This project is a single channel frequency shifter inspired by Jürgen Haible's design(1
and 2). This circuit is basically a single sideband modulator that
operates in the audio range. It will allow up and down shift at the
same time with the ability to shift into negative frequencies. The
multiplier circuit is based on JH's design (somewhat different now) and
Filter is an exact copy (originally from Electronotes). The main
difference is in the quadrature oscillator. I have decided to build a
This is an on going project and it will most likely be a while before
the entire circuit is built and tested. This is mostly due to lack
of time and that I have several other synth projects I'm
working on. Currently, I have the oscillator completed on one circuit
board. The Dome Filter and Multipliers will go on a seperate board. The
initial design for the filter and multipliers are finished but need to
be tested on the breadboard before I invest in a nice PCB.
I reccently worked on a 75MHz band FM transmitter and reciever in a
school project lab course. An Analog Devices Direct Digital Synthesizer

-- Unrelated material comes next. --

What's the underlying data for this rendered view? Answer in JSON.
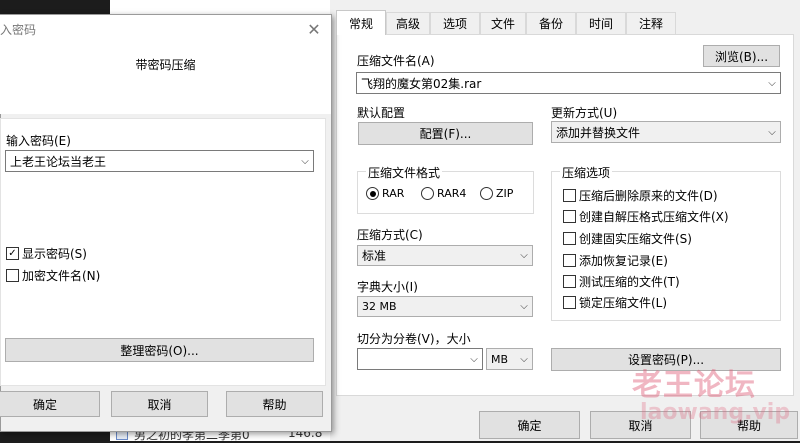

(DDS) was used for frequency synthesis. I had a couple of ICs left
over, so I am putting them to use in this project. If everyting works
out properly, I may design another digital oscillator board with the
NCO programmed into an Atmel AVR, or maybe it could be done with one of
those new Atmel FPSLICs (AVR with FPGA).
Two DDS ICs are used to generate sin and cos functions. These DDSs are
clocked at 1MHz (which is the minimum speced clock rate in the data
sheet). These parts have 10-bit DACs. A negative frequency is generated by reversing the
direction (subtracting instead of adding) of the phase accumulator in
the DDS. The frequency is controlled by an Atmel Atmega8
microcontroller. A high speed 16-bit ADC is used for voltage control.
The maxium output frequency of the oscillator is
currently at about 1.95KHz. I may change this to 3.9KHz depending on what resolution I decide is reasonable.
maximum modulation rate is currently around 5KHz. I think it will work ok for the frequency shifter.
sine and cosine output from the oscillator board
The 2 DDS ICs are very expensive ($20 each). I'm only using
them because I have them and already know how to use them. About
half of the board uses surface mount components. This saves PCB space
(which equals cost) and the design is only 5.5" x 3.05". the Atmega8, 2
AD9850 DDS chips and supporting circuitry, the 16bit ADC, as well as
most of the bypass capacitors are all surface mount. I have limited
experience working with these tiny parts although after soldering many
circuit boards for the school project, I think I've got it down. It is not that difficult for some of the larger packages (like
1206 passive components). It does take a little practice and a deccent
soldering iron, but so does through hole.
The dome filter I am building is directly from the schematic on Jürgen Haible's website. I do not have much to say about it but I will put up some pictures when it is done.
I have changed some things from Jürgen
Haible's multiplier section. The circuit is fairly straight
forward. It uses two AD633 multiplier ICs plus a few opamps for input
gain, output gain, and sum and difference amplifiers. I have added
two THAT2180 VCAs for voltage control of up shift and down shift
feedback (that should be interesting). The initial circuit design is
finished but I need to do some testing before actually building the
whole thing. Initially, I am going to leave off the noise reduction
companding circuit. After building the multiplier on a breadboard, I
will decide if it is necessary. Ryan Williams : 2005